This summer the Equal Employment Opportunity Commission (EEOC) issued a report of the EEOC Select Task Force on the Study of Harassment in the Workplace. Th e Select Task Force (STF) report provides a stern warning that although employers have made substantial strides in strengthening efforts to prevent workplace harassment through the implementation of anti-harassment policies, training, and well-established reporting and investigative procedures, more work still needs to be done. The STF report noted that with regard to the approximate 90,000 employment discrimination charges filed with the EEOC in 2015, nearly one-third included an allegation of harassment.
If simply abiding by the law to ensure a workplace is free from harassment does not motivate employers to consider making additional changes, perhaps the business case set forth in the STF report will incentivize employers to reconsider their anti-harassment initiatives. Every year employers incur significant expense related to defending harassment charges and lawsuits. In addition to paying legal fees and monetary damages, many businesses suffer from the intangible effects of harassment in the workplace. The STF report cites several studies confirming that workplace harassment results in lower productivity, absenteeism, increased employee health issues, employee stress and anxiety (affecting not only the victim of harassment but also bystander employees), and high rates of employee turnover. All are factors that increase the cost of doing business.
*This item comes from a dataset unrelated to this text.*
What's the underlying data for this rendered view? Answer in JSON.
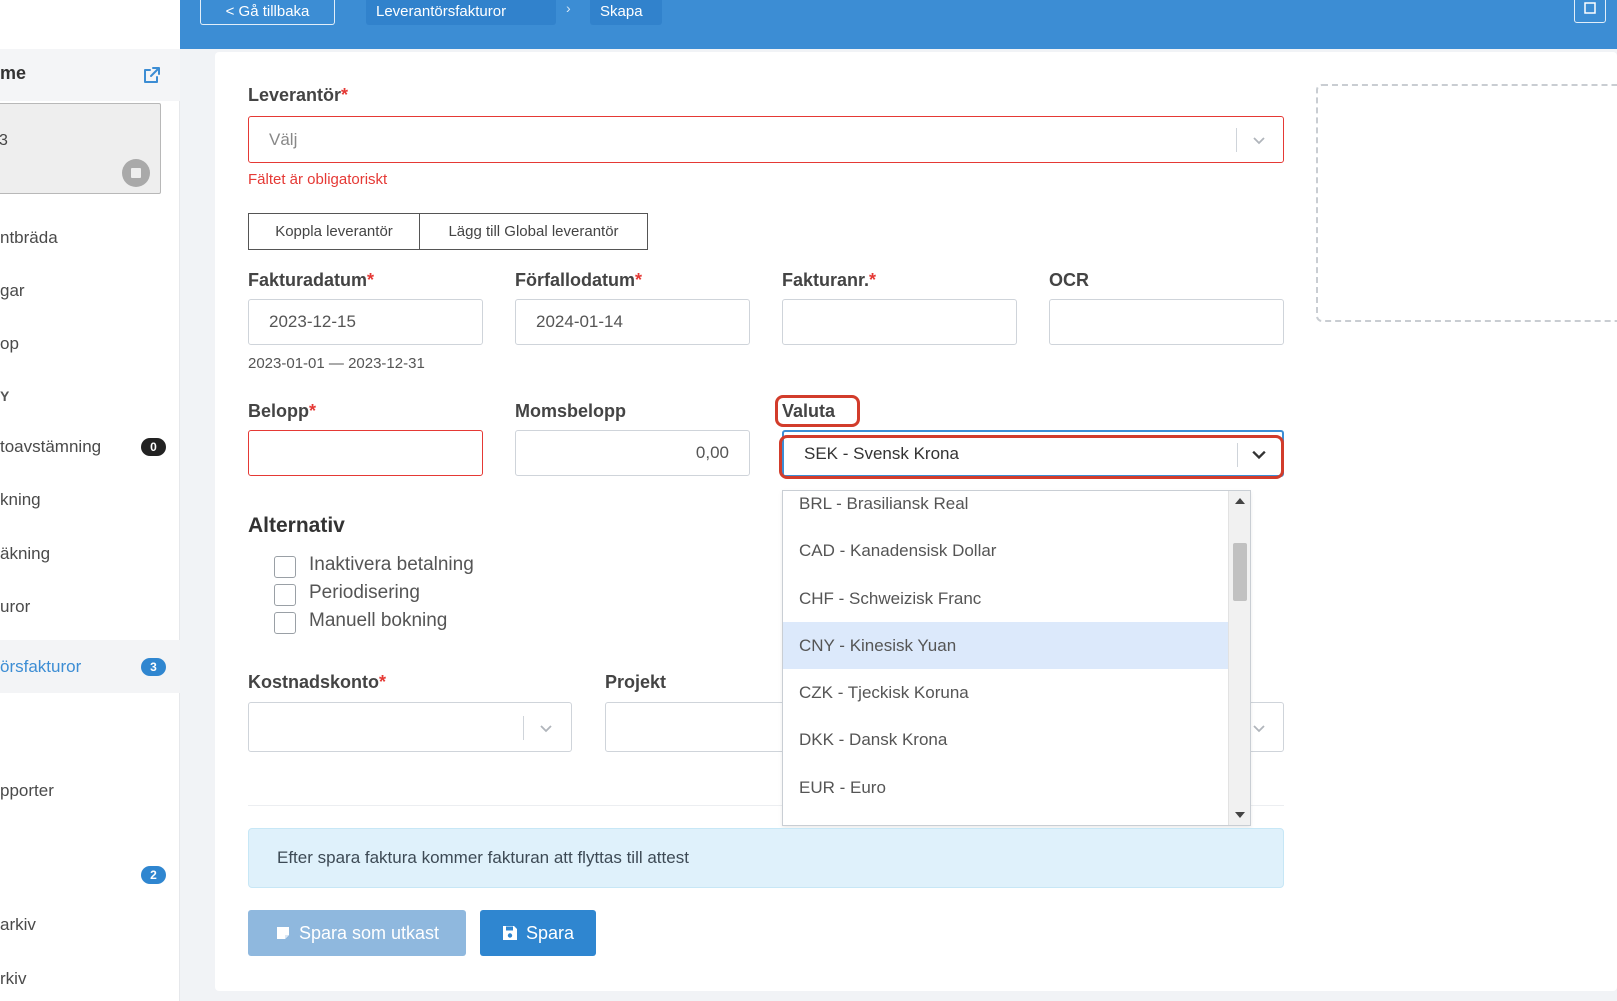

While many employers remain confident they have done everything possible to prevent harassment in the workplace, the STF report offers new insight and suggestions that could yield an outcome to ultimately improve the bottom line.
Our business already has an anti-harassment policy, what more can we do?
The STF recommends that employers review current anti-harassment policies and consider revising to include a clear statement that harassment based on any protected characteristic will not be tolerated. Such protected characteristics include: race, religion, national origin, sex, age, disability or genetic information. Antiharassment policies should also set forth a simple description of prohibited conduct, the reporting procedure and impartial investigative process, an assurance for confidentiality to the extent possible during an investigation of the report, a statement of immediate and proportionate corrective action if harassment has occurred and that the reporting party will be protected from retaliation. Employers are also encouraged to ensure that the anti-harassment policy is written in clear, simple words and provided in all languages commonly used by employees in the workplace.
Since our anti-harassment procedure encourages reporting of harassment allegations and we rarely receive any reports, isn’t it safe to assume that there is no harassment occurring in our workplace?
According to the STF, employers should not assume that the lack of complaints means that no harassment is occurring in the workplace. The STF report indicated that while some employees report harassing behavior, the vast majority of employees who experience sex-based harassment avoid the harasser, deny the situation, attempt to forget or ignore the behavior or simply choose to tolerate the behavior. Based upon the lack of formal reporting, the STF recommends that employers consider moving away from a simple compliance mindset to one that fosters a work environment that is part of a diversity and inclusion strategy. In other words, harassment is less likely to occur in a workplace that stresses the importance of overall respect for and civility toward all employees. This starts with strong leadership and systems in place that hold all employees accountable for diversity and inclusion.
If our business requires that all employees participate in mandatory anti-harassment training, why would we need to offer any additional training?
The STF recommends that anti-harassment training should include workplace civility training and bystander intervention training. Currently, a vast number of employers provide anti-harassment training that focuses on the extreme examples of harassment and the negative conduct or behavior. However, the STF suggests that training which includes a focus on civility in the workplace may yield more positive results because employees are provided with examples of how to treat coworkers with respect, which contributes to creating a culture of inclusion. Likewise, providing bystander intervention training arms employees with tools for recognizing potential problematic conduct and empowers employees to take responsibility for either intervening or reporting harassing conduct that previously may have gone unchecked or unreported.
Are there certain risk factors that businesses should take into account when revamping anti-harassment initiatives?
The STF report identified a number of risk factors that may predispose an employer to harassment charges and claims and offered additional commentary in regard to the employees who are viewed as particularly valuable to the employer. Such employees may believe that the workplace rules do not apply to them and as a result the corporate culture tolerates their harassing and disrespectful behavior. Employers are encouraged to pay particular attention to such employees and address inappropriate conduct as this type of employee is potentially toxic to the organization.
Other risk factors include significant power disparities between different groups of employees, workplaces that tolerate or encourage alcohol consumption, work-forces with younger employees who may be less aware of acceptable workplace behavior and decentralized workplaces with limited communication between different levels of the organization.